Each record is to be printed again precisely as it reads.

→ **Supplied records**:
+ + + + + + +

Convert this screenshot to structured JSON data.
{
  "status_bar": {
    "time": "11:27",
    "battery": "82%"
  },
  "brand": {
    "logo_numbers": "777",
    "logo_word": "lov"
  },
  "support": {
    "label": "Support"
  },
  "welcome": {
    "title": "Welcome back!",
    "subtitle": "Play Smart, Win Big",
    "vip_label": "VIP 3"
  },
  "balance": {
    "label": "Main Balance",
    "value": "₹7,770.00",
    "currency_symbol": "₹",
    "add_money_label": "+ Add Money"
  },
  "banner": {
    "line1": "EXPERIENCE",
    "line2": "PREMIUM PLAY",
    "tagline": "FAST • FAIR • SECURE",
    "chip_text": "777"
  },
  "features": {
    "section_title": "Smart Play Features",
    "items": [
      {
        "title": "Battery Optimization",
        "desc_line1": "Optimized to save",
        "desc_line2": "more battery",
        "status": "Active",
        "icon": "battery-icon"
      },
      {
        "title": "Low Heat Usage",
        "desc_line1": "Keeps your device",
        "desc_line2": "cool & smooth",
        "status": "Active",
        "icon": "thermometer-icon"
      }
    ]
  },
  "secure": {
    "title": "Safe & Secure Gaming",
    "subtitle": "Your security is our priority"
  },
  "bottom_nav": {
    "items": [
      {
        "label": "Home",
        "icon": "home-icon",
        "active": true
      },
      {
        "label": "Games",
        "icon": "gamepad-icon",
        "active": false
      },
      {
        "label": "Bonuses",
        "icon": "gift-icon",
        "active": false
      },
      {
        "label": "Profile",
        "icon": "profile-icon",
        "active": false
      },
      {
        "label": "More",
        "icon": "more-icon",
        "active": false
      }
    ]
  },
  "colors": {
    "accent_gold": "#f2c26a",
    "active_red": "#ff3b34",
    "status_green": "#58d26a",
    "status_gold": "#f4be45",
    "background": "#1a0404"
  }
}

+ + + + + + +

→ **Solution**:
Convert this screenshot to structured JSON data.
{
  "status_bar": {
    "time": "11:27",
    "battery": "82%"
  },
  "brand": {
    "logo_numbers": "777",
    "logo_word": "lov"
  },
  "support": {
    "label": "Support"
  },
  "welcome": {
    "title": "Welcome back!",
    "subtitle": "Play Smart, Win Big",
    "vip_label": "VIP 3"
  },
  "balance": {
    "label": "Main Balance",
    "value": "₹7,770.00",
    "currency_symbol": "₹",
    "add_money_label": "+ Add Money"
  },
  "banner": {
    "line1": "EXPERIENCE",
    "line2": "PREMIUM PLAY",
    "tagline": "FAST • FAIR • SECURE",
    "chip_text": "777"
  },
  "features": {
    "section_title": "Smart Play Features",
    "items": [
      {
        "title": "Battery Optimization",
        "desc_line1": "Optimized to save",
        "desc_line2": "more battery",
        "status": "Active",
        "icon": "battery-icon"
      },
      {
        "title": "Low Heat Usage",
        "desc_line1": "Keeps your device",
        "desc_line2": "cool & smooth",
        "status": "Active",
        "icon": "thermometer-icon"
      }
    ]
  },
  "secure": {
    "title": "Safe & Secure Gaming",
    "subtitle": "Your security is our priority"
  },
  "bottom_nav": {
    "items": [
      {
        "label": "Home",
        "icon": "home-icon",
        "active": true
      },
      {
        "label": "Games",
        "icon": "gamepad-icon",
        "active": false
      },
      {
        "label": "Bonuses",
        "icon": "gift-icon",
        "active": false
      },
      {
        "label": "Profile",
        "icon": "profile-icon",
        "active": false
      },
      {
        "label": "More",
        "icon": "more-icon",
        "active": false
      }
    ]
  },
  "colors": {
    "accent_gold": "#f2c26a",
    "active_red": "#ff3b34",
    "status_green": "#58d26a",
    "status_gold": "#f4be45",
    "background": "#1a0404"
  }
}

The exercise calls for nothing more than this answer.